There was an instant scramble by the shelter folks to find a local vet who could/would drop everything and X ray this little one, someone else to drop everything and drive little Elsa to that vet and then bring her back. Someone who could handle the IV’s, tubing, positioning, and all that might be needed for a severely injured animal while in transit. Luckily, as happens so often in our rescue community, everyone was willing to “drop everything’ for the chance to save Elsa.
Back at the shelter, the X ray results were both good and bad. Bad, in that Elsa had a fractured pelvis. Good, in that the fracture was not displaced (the bones had not moved), which meant that Elsa had a really good chance of not having nerve damage from the fracture. Also, there were no other broken

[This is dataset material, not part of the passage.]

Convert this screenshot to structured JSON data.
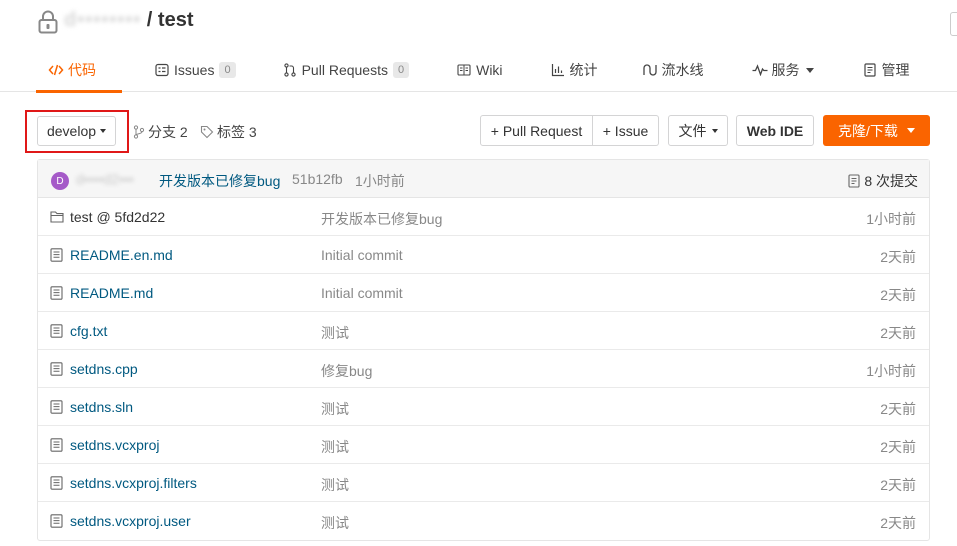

bones. Further examination showed that Elsa had severe road burns from being tossed around in the wheel well. The bruising was very deep, and there was some bleeding, but the big question was what was hidden underneath the skin and fur? Road gravel buried deep, or nerve damage from the wound? Finally we discovered the reason Elsa had been hit by the car: both eyes were completely swollen shut, crusty and closed. She had been walking blindly into the traffic.
Since her broken pelvis was not displaced, it was felt that Elsa might be able to avoid surgery if she could be placed on cage rest (just like bed rest for humans), but it would take 6-8 weeks. Could we get her to be still and lie quietly so her tiny body would begin to heal? You might think that surgery would be quicker and better, but remember that when you put in pins to keep bones together, you get dangerously close to nerves. With all of the existing trauma to that little body, the conservative approach seemed wise in the beginning.

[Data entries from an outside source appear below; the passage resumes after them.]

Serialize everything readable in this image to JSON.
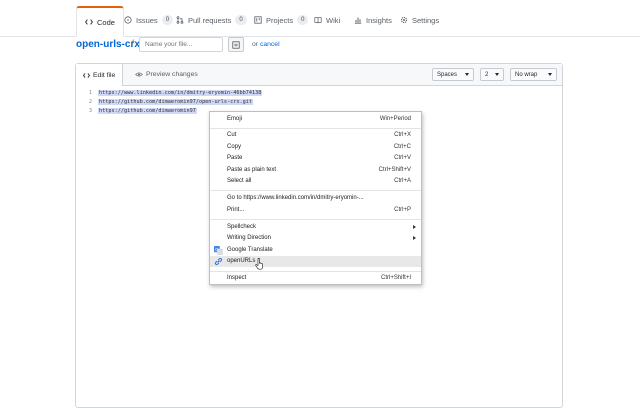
{
  "nav": {
    "tabs": [
      {
        "label": "Code",
        "icon": "code-icon"
      },
      {
        "label": "Issues",
        "count": "0",
        "icon": "issue-icon"
      },
      {
        "label": "Pull requests",
        "count": "0",
        "icon": "pull-request-icon"
      },
      {
        "label": "Projects",
        "count": "0",
        "icon": "project-icon"
      },
      {
        "label": "Wiki",
        "icon": "book-icon"
      },
      {
        "label": "Insights",
        "icon": "graph-icon"
      },
      {
        "label": "Settings",
        "icon": "gear-icon"
      }
    ],
    "accent": "#e36209"
  },
  "filename": {
    "repo": "open-urls-crx",
    "separator": "/",
    "placeholder": "Name your file...",
    "or_text": "or",
    "cancel": "cancel"
  },
  "editor": {
    "tabs": {
      "edit": "Edit file",
      "preview": "Preview changes"
    },
    "indent_mode": "Spaces",
    "indent_size": "2",
    "wrap_mode": "No wrap",
    "lines": [
      {
        "n": "1",
        "text": "https://www.linkedin.com/in/dmitry-eryomin-46bb74138"
      },
      {
        "n": "2",
        "text": "https://github.com/dimaeromin97/open-urls-crx.git"
      },
      {
        "n": "3",
        "text": "https://github.com/dimaeromin97"
      }
    ],
    "selection_color": "#cfd8f7"
  },
  "context_menu": {
    "emoji": {
      "label": "Emoji",
      "shortcut": "Win+Period"
    },
    "cut": {
      "label": "Cut",
      "shortcut": "Ctrl+X"
    },
    "copy": {
      "label": "Copy",
      "shortcut": "Ctrl+C"
    },
    "paste": {
      "label": "Paste",
      "shortcut": "Ctrl+V"
    },
    "paste_plain": {
      "label": "Paste as plain text",
      "shortcut": "Ctrl+Shift+V"
    },
    "select_all": {
      "label": "Select all",
      "shortcut": "Ctrl+A"
    },
    "goto": {
      "label": "Go to https://www.linkedin.com/in/dmitry-eryomin-..."
    },
    "print": {
      "label": "Print...",
      "shortcut": "Ctrl+P"
    },
    "spellcheck": {
      "label": "Spellcheck"
    },
    "writing_direction": {
      "label": "Writing Direction"
    },
    "google_translate": {
      "label": "Google Translate"
    },
    "openurls": {
      "label": "openURLs"
    },
    "inspect": {
      "label": "Inspect",
      "shortcut": "Ctrl+Shift+I"
    }
  }
}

Elsa was in such terrible pain that it made eating and using the litterbox impossible. Luckily our volunteer saw the clues right away; she started Else on pain medication that allowed her to be comfortable, rest, sleep, and not move around in agitation. So began the long process of healing. Day by day, our volunteer administered medications, fed Elsa (who had been starving when she arrived in rescue), washed her wounds and her eyes, and tried to keep her comfortable. The weeks slipped by until finally it was time for new X-rays, which showed that there was no movement of the bones and that Elsa was healing! Furthermore, she was able to move her tail, so it seemed there was no nerve damage!!
Or was there? We noticed something new, that Else held her rear leg up under her and would not extend it, even when standing. Were we dealing with a different type of nerve damage? Tests on her toes seemed to say no. Then what was happening? If she did not start moving her leg, the muscles would wither and she might lose the leg.
We had to wait and see. As Else’s pelvis bones grew stronger, she would better able to stand, allowing us to work with her on the leg. Then we’d need to get her to the ophthalmologist to get her eyes treated. Then, then, then. More months went by and as Elsa’s condition improved, we were able to pick her up and hold her and give her the comforting that she needed. Finally, she was transferred to a different volunteer for rehabilitation and long-term care. Under careful eyes she could gain weight, stretch her stiff leg, learn to play, and be socialized and cuddled until she was ready for her permanent home.
Today, beautiful Elsa runs with all the other kitties, plays hard to capture that darn red dot or that feather. She jumps high into the air, using both rear legs, and can jump to the highest table. (Yes, we are working on that!). Her eyes are still “Persian eyes,” so they need cleaning regularly–and she puts up with that indignity only because she gets treats when it’s over!). Her lovely long Persian bunny fur has grown back, and she has gained much-needed weight. She loves sleeping under the covers and playing with her fur friends. Best of all, she should be ready to take care of a new human family sometime in December or January.
There are times when the road ahead can seem just too far to walk, when the chance of a favorable outcome seems too remote to motivate the steps required, but in rescue the cats in our care remind us each day of how much they depend on us, and our donors remind us that we are not alone in our efforts. Elsa and all her friends at Purebreds Plus thank you so much for the role you played in giving her life back to her.